TASK INSTRUCTIONS -
Which lines of the data below hold "excluded"? Copy each of them.

Page and application data records -
·····

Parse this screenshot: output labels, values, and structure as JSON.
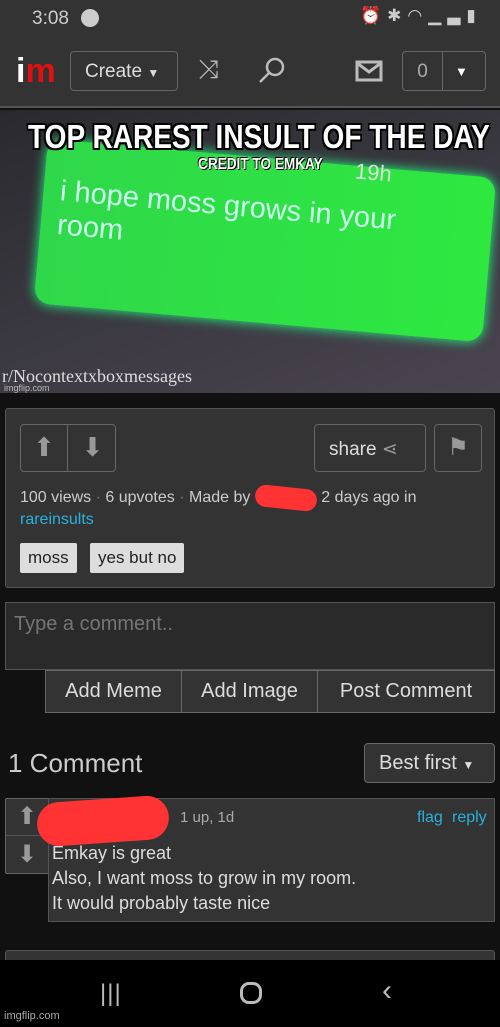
{
  "status_bar": {
    "time": "3:08",
    "icons": [
      "spotify-icon",
      "alarm-icon",
      "bluetooth-icon",
      "wifi-icon",
      "signal-icon",
      "battery-charging-icon"
    ]
  },
  "header": {
    "logo": "im",
    "create_label": "Create",
    "notification_count": "0",
    "icons": [
      "shuffle-icon",
      "search-icon",
      "mail-icon",
      "chevron-down-icon"
    ]
  },
  "meme": {
    "title": "TOP RAREST INSULT OF THE DAY",
    "credit": "CREDIT TO EMKAY",
    "timestamp": "19h",
    "message": "i hope moss grows in your room",
    "source": "r/Nocontextxboxmessages",
    "watermark": "imgflip.com"
  },
  "post": {
    "share_label": "share",
    "views": "100 views",
    "upvotes": "6 upvotes",
    "made_by": "Made by",
    "time_ago": "2 days ago in",
    "stream": "rareinsults",
    "tags": [
      "moss",
      "yes but no"
    ]
  },
  "comment_box": {
    "placeholder": "Type a comment..",
    "buttons": [
      "Add Meme",
      "Add Image",
      "Post Comment"
    ]
  },
  "comments": {
    "count_label": "1 Comment",
    "sort_label": "Best first",
    "items": [
      {
        "meta": "1 up, 1d",
        "flag": "flag",
        "reply": "reply",
        "lines": [
          "Emkay is great",
          "Also, I want moss to grow in my room.",
          "It would probably taste nice"
        ]
      }
    ]
  },
  "footer": {
    "watermark": "imgflip.com"
  },
  "colors": {
    "accent": "#2ab0e0",
    "logo_red": "#e01010",
    "redaction": "#ff3333",
    "bubble_green": "#2fd84a"
  }
}
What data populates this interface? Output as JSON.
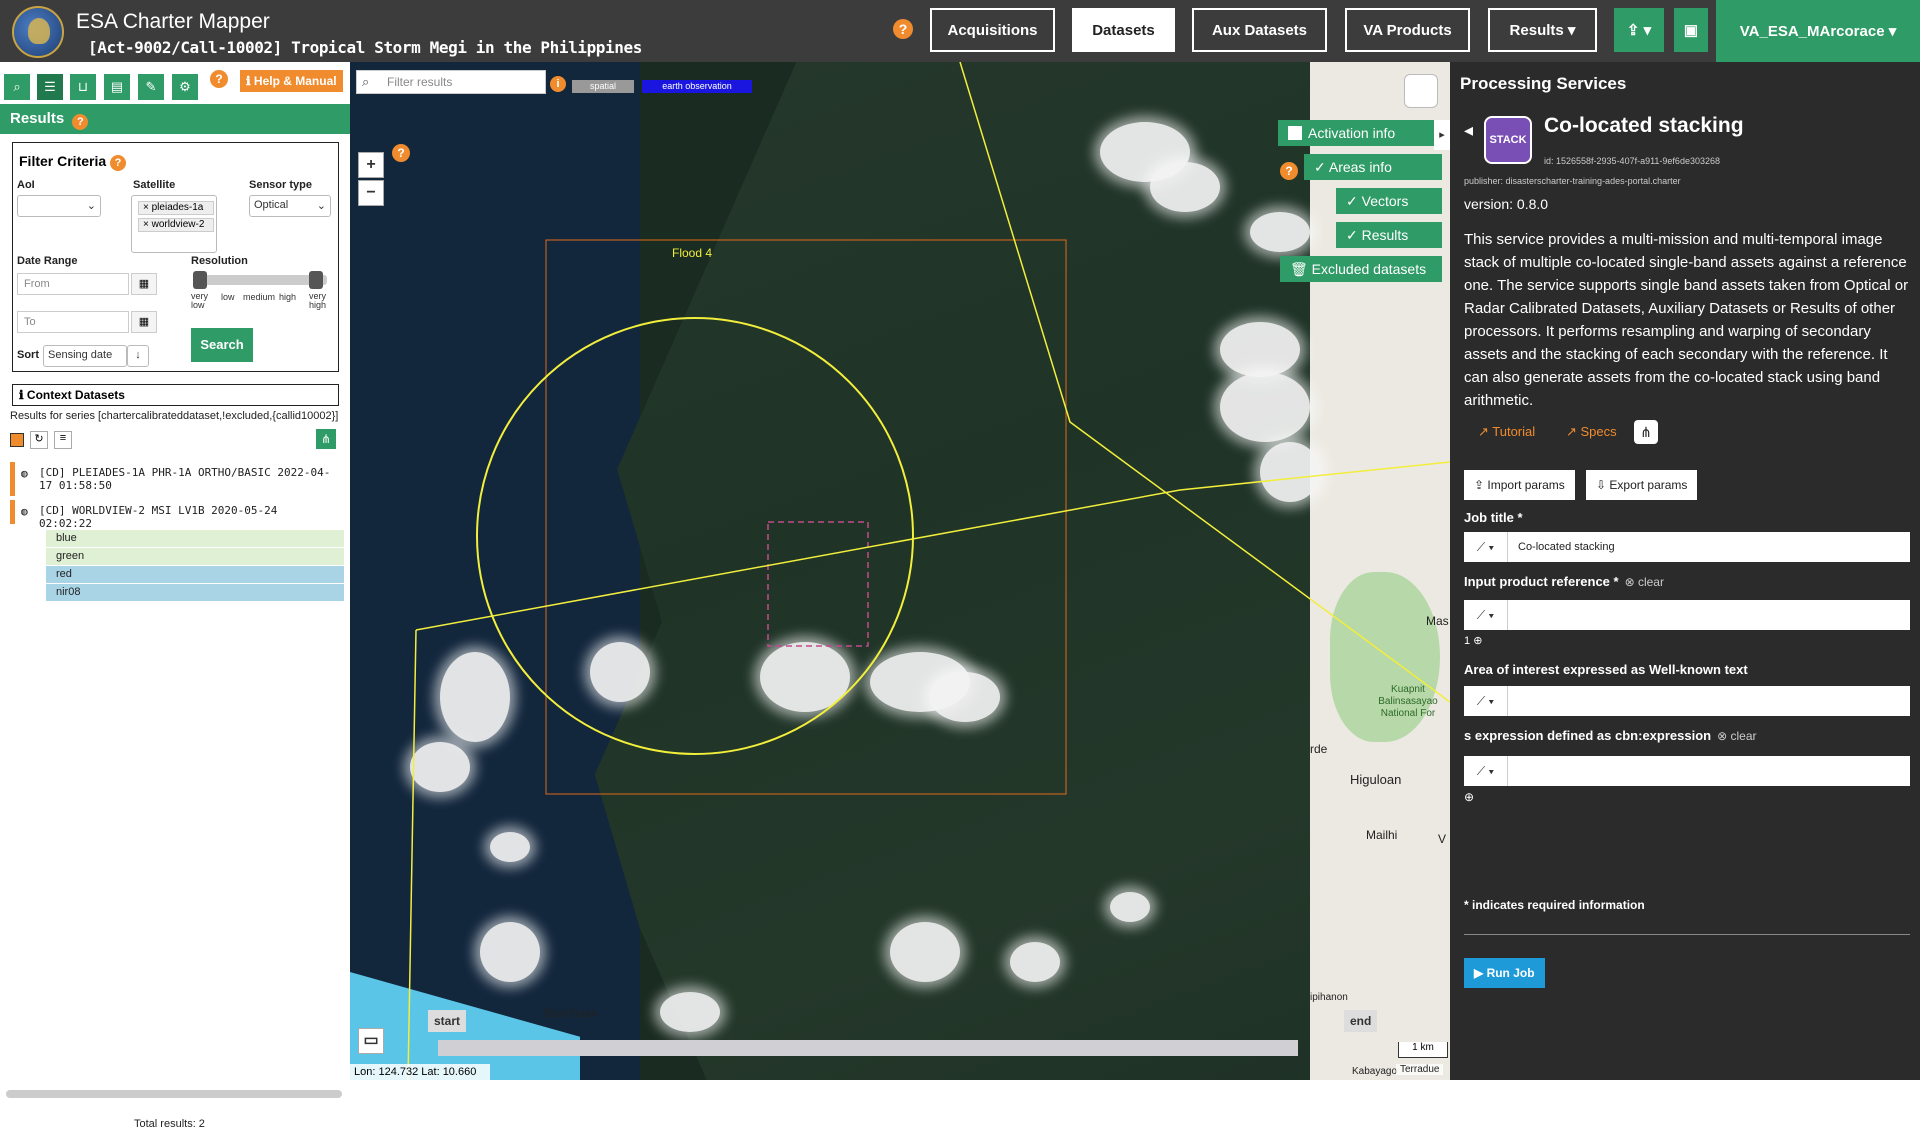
{
  "header": {
    "app_title": "ESA Charter Mapper",
    "activation": "[Act-9002/Call-10002] Tropical Storm Megi in the Philippines",
    "nav": [
      "Acquisitions",
      "Datasets",
      "Aux Datasets",
      "VA Products",
      "Results ▾"
    ],
    "active_tab": "Datasets",
    "upload_label": "⇪ ▾",
    "briefcase_label": "▣",
    "user": "VA_ESA_MArcorace ▾",
    "help": "?"
  },
  "left": {
    "help_manual": "Help & Manual",
    "results_title": "Results",
    "filter": {
      "title": "Filter Criteria",
      "aoi_label": "AoI",
      "satellite_label": "Satellite",
      "satellites": [
        "pleiades-1a",
        "worldview-2"
      ],
      "sensor_label": "Sensor type",
      "sensor_value": "Optical",
      "date_label": "Date Range",
      "from_placeholder": "From",
      "to_placeholder": "To",
      "resolution_label": "Resolution",
      "res_ticks": [
        "very low",
        "low",
        "medium",
        "high",
        "very high"
      ],
      "sort_label": "Sort",
      "sort_value": "Sensing date",
      "search": "Search"
    },
    "context_title": "Context Datasets",
    "series": "Results for series [chartercalibrateddataset,!excluded,{callid10002}]",
    "datasets": [
      "[CD] PLEIADES-1A PHR-1A ORTHO/BASIC 2022-04-17 01:58:50",
      "[CD] WORLDVIEW-2 MSI LV1B 2020-05-24 02:02:22"
    ],
    "bands": [
      {
        "name": "blue",
        "color": "#dff0d4"
      },
      {
        "name": "green",
        "color": "#dff0d4"
      },
      {
        "name": "red",
        "color": "#a9d4e6"
      },
      {
        "name": "nir08",
        "color": "#a9d4e6"
      }
    ],
    "total": "Total results: 2"
  },
  "map": {
    "filter_placeholder": "Filter results",
    "pill_spatial": "spatial",
    "pill_eo": "earth observation",
    "aoi_label": "Flood 4",
    "toggles": {
      "activation": "Activation info",
      "areas": "Areas info",
      "vectors": "Vectors",
      "results": "Results",
      "excluded": "Excluded datasets"
    },
    "time_start": "start",
    "time_end": "end",
    "scale": "1 km",
    "coords": "Lon: 124.732 Lat: 10.660",
    "attribution": "Terradue",
    "places": [
      "Bitanhuan",
      "Higuloan",
      "Mailhi",
      "Kuapnit Balinsasayao National For",
      "Mas",
      "rde",
      "ipihanon",
      "Kabayago",
      "V"
    ]
  },
  "right": {
    "title": "Processing Services",
    "icon_text": "STACK",
    "service_name": "Co-located stacking",
    "service_id": "id: 1526558f-2935-407f-a911-9ef6de303268",
    "publisher": "publisher: disasterscharter-training-ades-portal.charter",
    "version": "version: 0.8.0",
    "description": "This service provides a multi-mission and multi-temporal image stack of multiple co-located single-band assets against a reference one. The service supports single band assets taken from Optical or Radar Calibrated Datasets, Auxiliary Datasets or Results of other processors. It performs resampling and warping of secondary assets and the stacking of each secondary with the reference. It can also generate assets from the co-located stack using band arithmetic.",
    "tutorial": "Tutorial",
    "specs": "Specs",
    "import": "Import params",
    "export": "Export params",
    "job_title_label": "Job title *",
    "job_title_value": "Co-located stacking",
    "input_ref_label": "Input product reference *",
    "clear": "clear",
    "input_count": "1",
    "aoi_label": "Area of interest expressed as Well-known text",
    "expr_label": "s expression defined as cbn:expression",
    "required_note": "* indicates required information",
    "run": "Run Job"
  }
}
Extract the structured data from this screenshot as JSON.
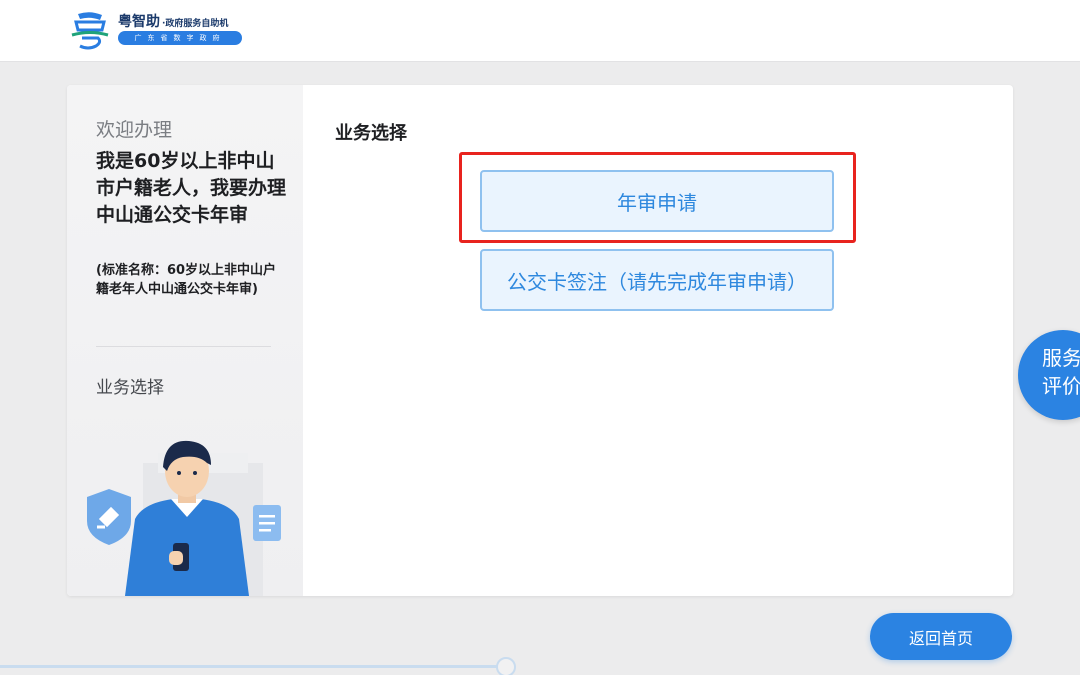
{
  "header": {
    "logo_title": "粤智助",
    "logo_subtitle": "·政府服务自助机",
    "logo_pill": "广东省数字政府",
    "logo_icon": "yue-logo-icon"
  },
  "sidebar": {
    "welcome": "欢迎办理",
    "service_title": "我是60岁以上非中山市户籍老人，我要办理中山通公交卡年审",
    "service_standard_name": "(标准名称：60岁以上非中山户籍老年人中山通公交卡年审)",
    "current_step": "业务选择"
  },
  "main": {
    "section_title": "业务选择",
    "options": [
      {
        "label": "年审申请",
        "highlighted": true
      },
      {
        "label": "公交卡签注（请先完成年审申请）",
        "highlighted": false
      }
    ]
  },
  "review_tab": {
    "line1": "服务",
    "line2": "评价"
  },
  "back_button": "返回首页",
  "colors": {
    "accent": "#2b83e2",
    "option_text": "#2e88de",
    "option_bg": "#eaf4fe",
    "highlight_border": "#e8231e"
  }
}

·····

WRITTEN SOLUTION -
    "series": "Results for series [chartercalibrateddataset,!excluded,{callid10002}]",
      "excluded": "Excluded datasets"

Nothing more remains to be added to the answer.